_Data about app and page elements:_

════════════════════

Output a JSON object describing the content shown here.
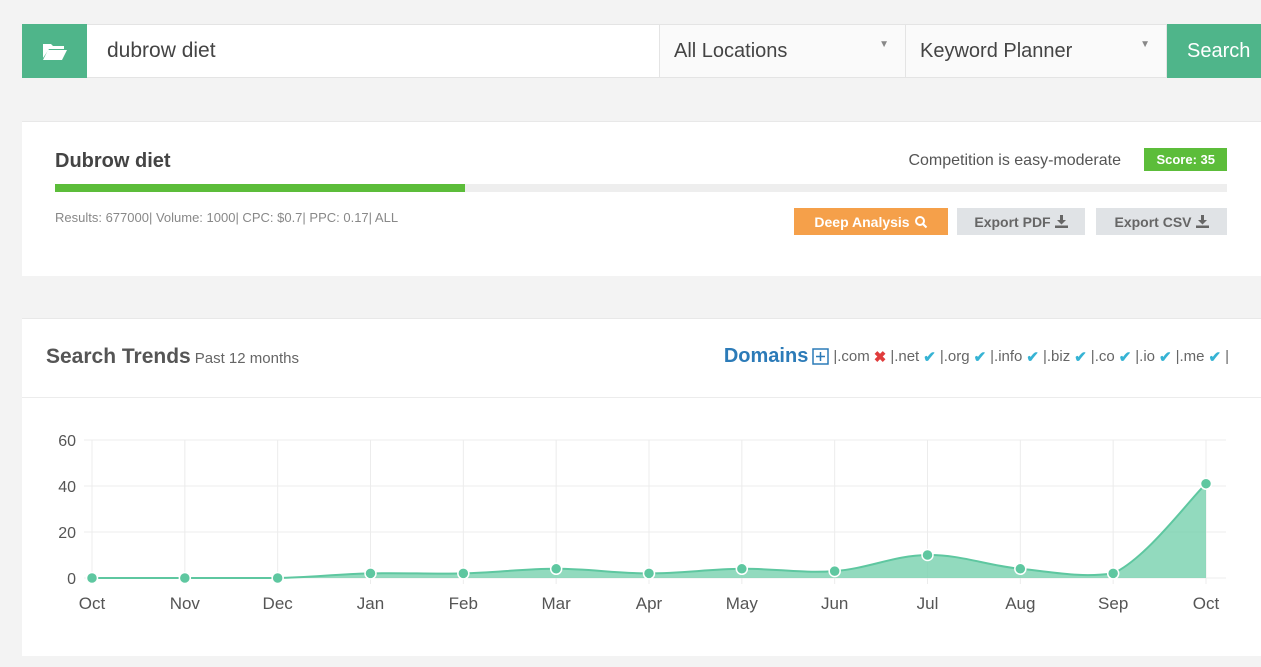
{
  "search": {
    "query": "dubrow diet",
    "location": "All Locations",
    "source": "Keyword Planner",
    "button_label": "Search"
  },
  "keyword": {
    "title": "Dubrow diet",
    "competition": "Competition is easy-moderate",
    "score": "Score: 35",
    "difficulty_fraction": 0.35,
    "stats": "Results: 677000| Volume: 1000| CPC: $0.7| PPC: 0.17| ALL",
    "deep_label": "Deep Analysis",
    "pdf_label": "Export PDF",
    "csv_label": "Export CSV"
  },
  "trends": {
    "title": "Search Trends",
    "subtitle": "Past 12 months",
    "domains_label": "Domains",
    "domains": [
      {
        "tld": "|.com",
        "available": false
      },
      {
        "tld": "|.net",
        "available": true
      },
      {
        "tld": "|.org",
        "available": true
      },
      {
        "tld": "|.info",
        "available": true
      },
      {
        "tld": "|.biz",
        "available": true
      },
      {
        "tld": "|.co",
        "available": true
      },
      {
        "tld": "|.io",
        "available": true
      },
      {
        "tld": "|.me",
        "available": true
      }
    ],
    "trailing": "|"
  },
  "colors": {
    "brand": "#4fb58a",
    "score": "#5cbd3a",
    "deep": "#f5a04a",
    "area_fill": "#7fd3b3",
    "area_line": "#5ec7a0"
  },
  "chart_data": {
    "type": "area",
    "categories": [
      "Oct",
      "Nov",
      "Dec",
      "Jan",
      "Feb",
      "Mar",
      "Apr",
      "May",
      "Jun",
      "Jul",
      "Aug",
      "Sep",
      "Oct"
    ],
    "values": [
      0,
      0,
      0,
      2,
      2,
      4,
      2,
      4,
      3,
      10,
      4,
      2,
      41
    ],
    "yticks": [
      0,
      20,
      40,
      60
    ],
    "ylim": [
      0,
      60
    ],
    "grid": true
  }
}
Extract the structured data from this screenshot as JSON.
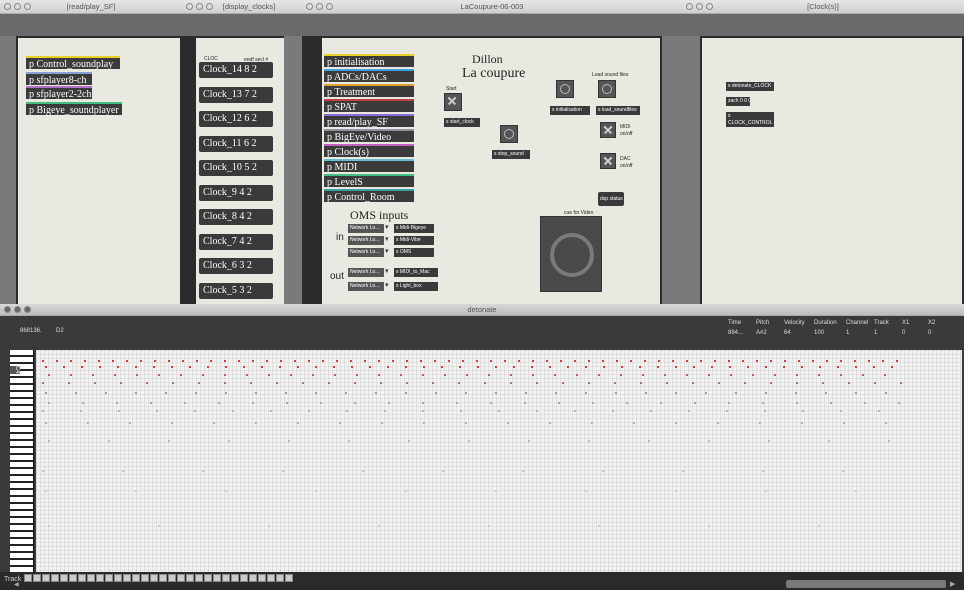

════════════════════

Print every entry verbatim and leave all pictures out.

_Reply:_
Output a JSON object describing the content shown here.
{
  "search": {
    "query": "dubrow diet",
    "location": "All Locations",
    "source": "Keyword Planner",
    "button_label": "Search"
  },
  "keyword": {
    "title": "Dubrow diet",
    "competition": "Competition is easy-moderate",
    "score": "Score: 35",
    "difficulty_fraction": 0.35,
    "stats": "Results: 677000| Volume: 1000| CPC: $0.7| PPC: 0.17| ALL",
    "deep_label": "Deep Analysis",
    "pdf_label": "Export PDF",
    "csv_label": "Export CSV"
  },
  "trends": {
    "title": "Search Trends",
    "subtitle": "Past 12 months",
    "domains_label": "Domains",
    "domains": [
      {
        "tld": "|.com",
        "available": false
      },
      {
        "tld": "|.net",
        "available": true
      },
      {
        "tld": "|.org",
        "available": true
      },
      {
        "tld": "|.info",
        "available": true
      },
      {
        "tld": "|.biz",
        "available": true
      },
      {
        "tld": "|.co",
        "available": true
      },
      {
        "tld": "|.io",
        "available": true
      },
      {
        "tld": "|.me",
        "available": true
      }
    ],
    "trailing": "|"
  },
  "colors": {
    "brand": "#4fb58a",
    "score": "#5cbd3a",
    "deep": "#f5a04a",
    "area_fill": "#7fd3b3",
    "area_line": "#5ec7a0"
  },
  "chart_data": {
    "type": "area",
    "categories": [
      "Oct",
      "Nov",
      "Dec",
      "Jan",
      "Feb",
      "Mar",
      "Apr",
      "May",
      "Jun",
      "Jul",
      "Aug",
      "Sep",
      "Oct"
    ],
    "values": [
      0,
      0,
      0,
      2,
      2,
      4,
      2,
      4,
      3,
      10,
      4,
      2,
      41
    ],
    "yticks": [
      0,
      20,
      40,
      60
    ],
    "ylim": [
      0,
      60
    ],
    "grid": true
  }
}
Extract the structured data from this screenshot as JSON.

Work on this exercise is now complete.